Orlando, FL – April 17, 2015 – There is a health coverage gap that leaves a percentage of the U.S. population without adequate health insurance. These individuals fall into an income bracket that does not earn enough to enter the market place subsidies, and also earn too much to qualify for Medicaid. The state of Florida currently has the fourth highest rate of uninsured individuals in the country. This includes approximately 717,000 residents currently living in the Central Florida metropolitan area (Brevard, Lake, Orange, Osceola, Polk, Seminole and Volusia County), 20% of which are Hispanic.
Recognizing that the issue not only impacts the community at a personal level, but extends into the economic impact of the region, the Hispanic Chamber of Commerce of Metro Orlando (HCCMO) has proposed a Healthcare Coverage Gap Resolution, which was unveiled during a recent press conference at the National Entrepreneur Center.
The Resolution requests that members of the Central Florida Delegations of the Florida State Senate and House of Representatives ensure that its citizens have access to appropriate health care services in the most cost-effective settings.
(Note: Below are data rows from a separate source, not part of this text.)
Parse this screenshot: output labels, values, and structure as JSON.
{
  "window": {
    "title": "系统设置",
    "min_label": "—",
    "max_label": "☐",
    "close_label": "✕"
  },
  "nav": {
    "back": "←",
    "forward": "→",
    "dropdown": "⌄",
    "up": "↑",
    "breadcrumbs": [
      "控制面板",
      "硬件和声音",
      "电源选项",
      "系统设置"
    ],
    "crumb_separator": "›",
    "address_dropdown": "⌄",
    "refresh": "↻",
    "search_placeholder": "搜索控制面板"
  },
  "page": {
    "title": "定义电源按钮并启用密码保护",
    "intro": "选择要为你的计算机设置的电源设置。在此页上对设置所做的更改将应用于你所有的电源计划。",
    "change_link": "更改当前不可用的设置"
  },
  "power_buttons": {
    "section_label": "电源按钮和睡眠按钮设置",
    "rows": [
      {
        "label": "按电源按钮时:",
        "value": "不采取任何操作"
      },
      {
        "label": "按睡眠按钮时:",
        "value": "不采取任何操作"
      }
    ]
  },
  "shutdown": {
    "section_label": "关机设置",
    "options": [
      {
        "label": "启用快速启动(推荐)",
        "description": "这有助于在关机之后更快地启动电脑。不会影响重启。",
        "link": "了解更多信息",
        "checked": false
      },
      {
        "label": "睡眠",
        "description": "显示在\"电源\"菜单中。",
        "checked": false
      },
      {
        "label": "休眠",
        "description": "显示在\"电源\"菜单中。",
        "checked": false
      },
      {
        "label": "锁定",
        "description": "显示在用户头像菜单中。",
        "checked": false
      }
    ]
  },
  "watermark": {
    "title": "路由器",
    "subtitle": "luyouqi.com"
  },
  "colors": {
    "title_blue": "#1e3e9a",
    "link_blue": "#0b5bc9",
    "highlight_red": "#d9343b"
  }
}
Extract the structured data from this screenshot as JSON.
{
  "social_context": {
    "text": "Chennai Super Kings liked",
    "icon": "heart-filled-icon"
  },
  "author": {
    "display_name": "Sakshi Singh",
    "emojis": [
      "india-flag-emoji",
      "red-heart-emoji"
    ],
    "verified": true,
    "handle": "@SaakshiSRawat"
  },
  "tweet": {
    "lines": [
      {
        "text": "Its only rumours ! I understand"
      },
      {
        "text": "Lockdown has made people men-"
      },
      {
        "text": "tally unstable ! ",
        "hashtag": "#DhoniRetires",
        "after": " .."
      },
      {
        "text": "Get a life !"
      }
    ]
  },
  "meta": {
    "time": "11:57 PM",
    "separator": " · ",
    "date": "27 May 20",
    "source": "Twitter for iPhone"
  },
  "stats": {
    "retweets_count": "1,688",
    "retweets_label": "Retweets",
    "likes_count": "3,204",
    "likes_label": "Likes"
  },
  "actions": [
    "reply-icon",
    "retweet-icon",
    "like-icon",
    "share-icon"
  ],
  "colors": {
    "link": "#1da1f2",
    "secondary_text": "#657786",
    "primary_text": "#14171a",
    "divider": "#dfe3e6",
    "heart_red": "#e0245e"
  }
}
The Resolution states that appropriate health care access will improve the quality of life for families, while simultaneously reducing costs to the health care system.
HCCMO President, Diana Bolivar stated “closing Florida’s healthcare coverage gap, can positively contribute to the state’s overall economic future, while improving the health and the financial security of Hispanics who play a vital role as consumers, workers, and business owners in our community.”
Maritza Martinez, Assistant VP for UCF Community Relations and the Chair of the HCCMO Government Affairs Committee expressed that “should the State of Florida take advantage of the $50 billion in federal matching funds, this will close the healthcare coverage gap and provide a significant boost to the economy and local taxpayer relief.”
The HCCMO is taking a firm position on the issue, exclaiming that the current lack of insurance and access to preventive care increases certain health conditions for Hispanics in Florida. Such health conditions include diabetes, kidney disease, and HIV/AIDS. Closing Florida’s healthcare coverage gap has the potential to create an economic gain for both Florida and the US, with estimates of $50 billion in economic activity during the first ten years, and creating an estimated 121,000 additional jobs in Florida including over 23,000 in the seven County Central Florida regions.
The Hispanic Chamber of Commerce of Metro Orlando is a not-for-profit organization founded in 1993 with the mission to provide leadership and support the economic development of the Hispanic business community of Metro Orlando. For more information on the Hispanic Chamber of Commerce, please visit www.hccmo.org